Draft fracking regulations released by GNWT avoid the main questions of whether or not we should be fracking at all, and whether or not the risks are acceptable to the public. It’s saying to the public, “we don’t care how controversial fracking is, we only want your input on how to oversee fracking projects that we will permit to go ahead.”
Premier McLeod has said repeatedly that this government devolved new authority so that Northerners can have a much stronger voice than when Ottawa was in the driver’s seat. Let’s examine what’s actually happening.
Northerners have repeatedly raised concerns to our government about fracking. The Dene Nation called for a moratorium on fracking in 2011; the Gwich’in Tribal Council banned fracking in 2013; the Sahtu Secretariat called for a comprehensive review in 2014; the Akaitcho Government called for a ban in 2014; 795 Northerners signed a petition calling on the GNWT in 2014 to require a full environmental assessment for any fracking applications; a Tulita petition in 2014 called for fracking applications be put to a vote in the Sahtu; the May 2014 ‘mock’ NWT Elders’ Parliament voted unanimously to place a moratorium on fracking until impacts are better understood; and over 800 Northerners have already signed an active petition calling for a moratorium until a comprehensive review of the risks has been completed.
Compare this with the government’s response, an arrogant claim that they (who have never done this before) are confident they can manage the risks of fracking – “trust us.”
As the government continues to ignore Northerners’ voices, concerns about this highly controversial practice only increase. Research on the impacts of fracking is maturing and being published. It demonstrates that the risks to water, human health and climate are not being successfully managed, and in fact we do not even understand or have the technology with which to manage them. Less than two weeks ago, New Brunswick joined the list of Canadian jurisdictions to ban fracking.

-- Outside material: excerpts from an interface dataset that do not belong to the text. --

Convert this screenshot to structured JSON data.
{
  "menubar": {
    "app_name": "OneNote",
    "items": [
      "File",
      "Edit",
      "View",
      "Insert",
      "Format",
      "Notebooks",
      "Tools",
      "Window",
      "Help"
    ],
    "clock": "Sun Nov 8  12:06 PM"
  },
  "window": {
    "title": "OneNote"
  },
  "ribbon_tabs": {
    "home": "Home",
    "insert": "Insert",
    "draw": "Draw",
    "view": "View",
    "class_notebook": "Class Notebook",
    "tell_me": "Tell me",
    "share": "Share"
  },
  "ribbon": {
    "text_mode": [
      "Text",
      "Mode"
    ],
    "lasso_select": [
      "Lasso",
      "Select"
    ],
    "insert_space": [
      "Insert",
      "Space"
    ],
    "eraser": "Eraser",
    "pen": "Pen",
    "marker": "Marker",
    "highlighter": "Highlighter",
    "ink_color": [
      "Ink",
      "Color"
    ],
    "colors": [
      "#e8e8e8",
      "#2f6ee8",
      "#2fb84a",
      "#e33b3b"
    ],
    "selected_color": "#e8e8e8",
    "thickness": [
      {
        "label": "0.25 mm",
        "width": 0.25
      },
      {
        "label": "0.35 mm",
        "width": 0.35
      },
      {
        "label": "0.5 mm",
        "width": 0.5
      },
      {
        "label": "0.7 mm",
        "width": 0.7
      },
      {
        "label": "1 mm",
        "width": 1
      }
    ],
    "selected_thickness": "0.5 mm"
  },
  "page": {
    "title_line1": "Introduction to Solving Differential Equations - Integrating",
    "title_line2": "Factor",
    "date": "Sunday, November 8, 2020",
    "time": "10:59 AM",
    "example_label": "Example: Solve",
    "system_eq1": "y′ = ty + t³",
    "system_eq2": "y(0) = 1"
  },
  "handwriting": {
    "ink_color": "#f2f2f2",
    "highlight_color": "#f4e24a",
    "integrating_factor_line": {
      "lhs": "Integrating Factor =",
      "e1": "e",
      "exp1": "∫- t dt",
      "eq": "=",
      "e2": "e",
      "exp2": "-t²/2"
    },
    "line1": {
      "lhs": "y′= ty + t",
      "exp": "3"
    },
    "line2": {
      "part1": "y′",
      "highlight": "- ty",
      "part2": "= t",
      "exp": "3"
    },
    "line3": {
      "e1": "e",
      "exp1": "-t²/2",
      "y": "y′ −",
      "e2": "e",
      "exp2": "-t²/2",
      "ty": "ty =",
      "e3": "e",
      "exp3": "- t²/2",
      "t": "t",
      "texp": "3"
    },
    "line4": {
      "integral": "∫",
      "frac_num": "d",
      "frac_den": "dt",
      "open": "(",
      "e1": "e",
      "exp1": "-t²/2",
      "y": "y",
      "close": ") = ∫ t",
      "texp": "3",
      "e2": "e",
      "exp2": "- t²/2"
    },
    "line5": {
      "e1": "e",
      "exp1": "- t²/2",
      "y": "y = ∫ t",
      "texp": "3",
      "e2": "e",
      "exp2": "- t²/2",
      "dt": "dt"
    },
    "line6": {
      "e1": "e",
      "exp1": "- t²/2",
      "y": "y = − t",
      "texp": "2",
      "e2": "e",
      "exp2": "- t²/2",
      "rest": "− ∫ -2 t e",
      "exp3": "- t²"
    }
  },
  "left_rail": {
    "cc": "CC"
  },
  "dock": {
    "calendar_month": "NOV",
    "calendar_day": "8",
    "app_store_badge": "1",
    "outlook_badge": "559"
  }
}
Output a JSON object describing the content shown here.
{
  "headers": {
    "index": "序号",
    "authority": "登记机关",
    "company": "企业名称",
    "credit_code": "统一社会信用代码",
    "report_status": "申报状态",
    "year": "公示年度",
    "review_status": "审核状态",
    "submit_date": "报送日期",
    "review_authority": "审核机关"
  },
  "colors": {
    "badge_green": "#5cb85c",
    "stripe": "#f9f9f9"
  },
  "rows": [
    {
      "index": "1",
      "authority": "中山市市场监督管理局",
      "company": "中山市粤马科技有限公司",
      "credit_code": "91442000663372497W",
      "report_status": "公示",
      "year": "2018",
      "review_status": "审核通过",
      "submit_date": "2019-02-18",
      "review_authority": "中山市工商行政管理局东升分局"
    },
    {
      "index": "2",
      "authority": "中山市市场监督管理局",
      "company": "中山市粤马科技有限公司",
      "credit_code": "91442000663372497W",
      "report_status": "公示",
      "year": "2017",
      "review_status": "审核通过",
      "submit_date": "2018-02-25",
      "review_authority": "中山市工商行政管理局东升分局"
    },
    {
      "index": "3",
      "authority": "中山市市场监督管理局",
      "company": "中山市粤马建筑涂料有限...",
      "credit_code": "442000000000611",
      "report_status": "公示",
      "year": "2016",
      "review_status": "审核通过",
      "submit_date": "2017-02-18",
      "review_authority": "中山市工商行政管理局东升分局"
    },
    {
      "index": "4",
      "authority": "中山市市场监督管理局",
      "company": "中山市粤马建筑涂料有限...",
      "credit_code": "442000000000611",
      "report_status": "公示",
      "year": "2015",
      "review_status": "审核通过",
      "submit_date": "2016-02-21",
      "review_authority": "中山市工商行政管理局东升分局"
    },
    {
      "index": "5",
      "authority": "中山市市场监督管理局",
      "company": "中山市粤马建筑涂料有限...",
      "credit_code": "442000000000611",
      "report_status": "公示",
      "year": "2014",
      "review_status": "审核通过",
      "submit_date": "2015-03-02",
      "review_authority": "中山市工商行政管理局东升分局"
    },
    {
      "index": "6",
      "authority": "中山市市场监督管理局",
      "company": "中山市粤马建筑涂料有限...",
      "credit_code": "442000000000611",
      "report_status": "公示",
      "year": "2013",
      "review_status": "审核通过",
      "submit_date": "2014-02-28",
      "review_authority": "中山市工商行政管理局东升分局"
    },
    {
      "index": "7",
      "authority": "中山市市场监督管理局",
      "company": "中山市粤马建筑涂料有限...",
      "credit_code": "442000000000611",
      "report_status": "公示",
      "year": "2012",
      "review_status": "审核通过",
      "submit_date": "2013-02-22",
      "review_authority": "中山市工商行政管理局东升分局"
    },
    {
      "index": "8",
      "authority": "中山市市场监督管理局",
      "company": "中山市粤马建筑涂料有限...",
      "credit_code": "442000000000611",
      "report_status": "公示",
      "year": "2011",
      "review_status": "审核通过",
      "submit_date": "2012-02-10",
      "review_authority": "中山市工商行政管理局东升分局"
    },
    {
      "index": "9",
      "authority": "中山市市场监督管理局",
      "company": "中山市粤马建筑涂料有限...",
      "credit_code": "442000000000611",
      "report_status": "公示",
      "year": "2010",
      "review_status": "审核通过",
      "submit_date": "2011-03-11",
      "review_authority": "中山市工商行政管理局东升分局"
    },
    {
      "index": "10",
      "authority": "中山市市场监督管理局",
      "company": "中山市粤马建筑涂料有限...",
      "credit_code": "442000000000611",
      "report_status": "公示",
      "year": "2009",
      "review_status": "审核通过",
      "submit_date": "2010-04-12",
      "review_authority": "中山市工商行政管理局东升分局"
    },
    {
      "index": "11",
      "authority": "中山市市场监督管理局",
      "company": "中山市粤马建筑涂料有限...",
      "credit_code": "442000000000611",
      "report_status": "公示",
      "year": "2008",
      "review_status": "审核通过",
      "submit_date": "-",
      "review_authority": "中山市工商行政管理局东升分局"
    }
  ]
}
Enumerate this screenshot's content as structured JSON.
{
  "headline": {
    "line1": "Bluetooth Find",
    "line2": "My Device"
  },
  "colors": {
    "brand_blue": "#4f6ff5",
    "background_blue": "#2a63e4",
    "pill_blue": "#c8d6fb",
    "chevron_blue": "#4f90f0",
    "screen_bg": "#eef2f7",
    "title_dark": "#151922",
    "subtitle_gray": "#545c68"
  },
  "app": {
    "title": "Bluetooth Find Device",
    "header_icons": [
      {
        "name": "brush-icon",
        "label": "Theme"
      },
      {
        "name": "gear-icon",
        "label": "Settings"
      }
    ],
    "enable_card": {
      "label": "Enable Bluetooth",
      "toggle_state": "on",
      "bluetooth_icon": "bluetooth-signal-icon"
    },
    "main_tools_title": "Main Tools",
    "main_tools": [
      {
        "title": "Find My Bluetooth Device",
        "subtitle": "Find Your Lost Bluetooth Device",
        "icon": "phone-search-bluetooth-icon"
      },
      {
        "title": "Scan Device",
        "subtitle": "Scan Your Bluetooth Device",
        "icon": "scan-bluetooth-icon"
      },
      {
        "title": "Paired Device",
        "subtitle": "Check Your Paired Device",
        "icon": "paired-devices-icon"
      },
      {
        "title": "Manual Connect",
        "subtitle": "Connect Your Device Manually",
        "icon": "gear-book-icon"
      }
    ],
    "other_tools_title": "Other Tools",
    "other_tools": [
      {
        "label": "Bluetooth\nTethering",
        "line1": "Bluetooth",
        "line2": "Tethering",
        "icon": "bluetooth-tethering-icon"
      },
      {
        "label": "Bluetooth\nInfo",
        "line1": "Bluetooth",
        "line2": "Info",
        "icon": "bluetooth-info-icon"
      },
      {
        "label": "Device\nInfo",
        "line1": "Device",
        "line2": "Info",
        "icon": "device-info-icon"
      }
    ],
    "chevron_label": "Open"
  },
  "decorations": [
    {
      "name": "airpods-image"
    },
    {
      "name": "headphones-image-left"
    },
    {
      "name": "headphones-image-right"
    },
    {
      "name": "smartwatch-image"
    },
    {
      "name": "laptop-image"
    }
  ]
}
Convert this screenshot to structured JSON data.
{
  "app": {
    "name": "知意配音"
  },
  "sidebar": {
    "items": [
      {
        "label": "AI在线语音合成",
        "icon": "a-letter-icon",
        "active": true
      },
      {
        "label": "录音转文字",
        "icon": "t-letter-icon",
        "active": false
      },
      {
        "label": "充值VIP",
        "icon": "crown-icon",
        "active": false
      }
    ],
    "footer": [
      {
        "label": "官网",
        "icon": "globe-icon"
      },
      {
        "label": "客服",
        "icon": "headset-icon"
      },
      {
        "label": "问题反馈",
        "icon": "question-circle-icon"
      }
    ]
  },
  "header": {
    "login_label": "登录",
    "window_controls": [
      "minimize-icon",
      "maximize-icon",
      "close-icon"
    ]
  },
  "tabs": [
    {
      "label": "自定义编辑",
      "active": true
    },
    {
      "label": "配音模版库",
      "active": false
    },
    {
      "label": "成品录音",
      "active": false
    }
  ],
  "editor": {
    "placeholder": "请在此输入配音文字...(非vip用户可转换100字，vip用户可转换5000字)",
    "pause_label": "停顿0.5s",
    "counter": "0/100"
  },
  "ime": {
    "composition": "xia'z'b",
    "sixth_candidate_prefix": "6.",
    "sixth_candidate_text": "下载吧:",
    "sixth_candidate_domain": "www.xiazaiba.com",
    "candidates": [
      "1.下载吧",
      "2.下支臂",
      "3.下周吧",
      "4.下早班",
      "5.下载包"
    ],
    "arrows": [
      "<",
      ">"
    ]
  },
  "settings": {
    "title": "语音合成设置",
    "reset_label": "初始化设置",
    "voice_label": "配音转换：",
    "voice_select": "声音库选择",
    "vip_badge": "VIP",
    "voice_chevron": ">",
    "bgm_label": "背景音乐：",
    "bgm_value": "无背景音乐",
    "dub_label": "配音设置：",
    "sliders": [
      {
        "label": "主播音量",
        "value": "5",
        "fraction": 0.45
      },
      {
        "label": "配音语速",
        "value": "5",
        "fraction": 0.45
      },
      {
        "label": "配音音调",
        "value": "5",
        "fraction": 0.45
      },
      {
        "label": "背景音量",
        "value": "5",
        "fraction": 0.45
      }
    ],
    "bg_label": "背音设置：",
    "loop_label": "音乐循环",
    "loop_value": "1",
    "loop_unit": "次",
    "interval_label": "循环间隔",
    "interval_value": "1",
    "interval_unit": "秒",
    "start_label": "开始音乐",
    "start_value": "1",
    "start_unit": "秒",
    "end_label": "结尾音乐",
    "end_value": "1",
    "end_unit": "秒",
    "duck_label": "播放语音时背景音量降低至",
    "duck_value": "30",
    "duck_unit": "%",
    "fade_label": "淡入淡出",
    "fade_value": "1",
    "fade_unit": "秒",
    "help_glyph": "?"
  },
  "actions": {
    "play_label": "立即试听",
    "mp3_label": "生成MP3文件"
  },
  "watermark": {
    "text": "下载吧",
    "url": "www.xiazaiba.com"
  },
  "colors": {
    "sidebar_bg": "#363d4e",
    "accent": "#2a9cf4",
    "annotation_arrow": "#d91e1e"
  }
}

Northerners’ concerns are legitimate on another important front. Scientists have stated in peer-reviewed studies such as the one by Christophe McGlade and Paul Ekins, in the January 2015 issue of the respected science journal Nature, that we must leave at least two-thirds of already known fossil fuel reserves in the ground and unburned if we are to avoid catastrophic climate change. This includes all those deposits in the Northwest Territories because of the high emissions cost of extraction and transportation. The government is on record in support of the science, yet continues to ignore these findings and act as if they do not exist. Their actions are out of sync with the science, the wishes of many Northerners and the well-being of our families and future generations.
The government’s focus on fossil fuel extraction as the main hope to drive our economy is short-sighted and misguided. Instead, we need an explicit plan and schedule to reduce our reliance on fossil fuels for both energy and economic needs, while building a truly sustainable energy and economic development strategy that will serve our families and communities for future generations.
The government says that it is looking “to engage” residents on its draft fracking regulations. I hope that people will take advantage of every opportunity to make their views known during the spring and early summer as community engagement proceeds. I hope they will firmly raise the big questions, like whether or not we should be fracking at all. And, I hope this time their comments will be heard.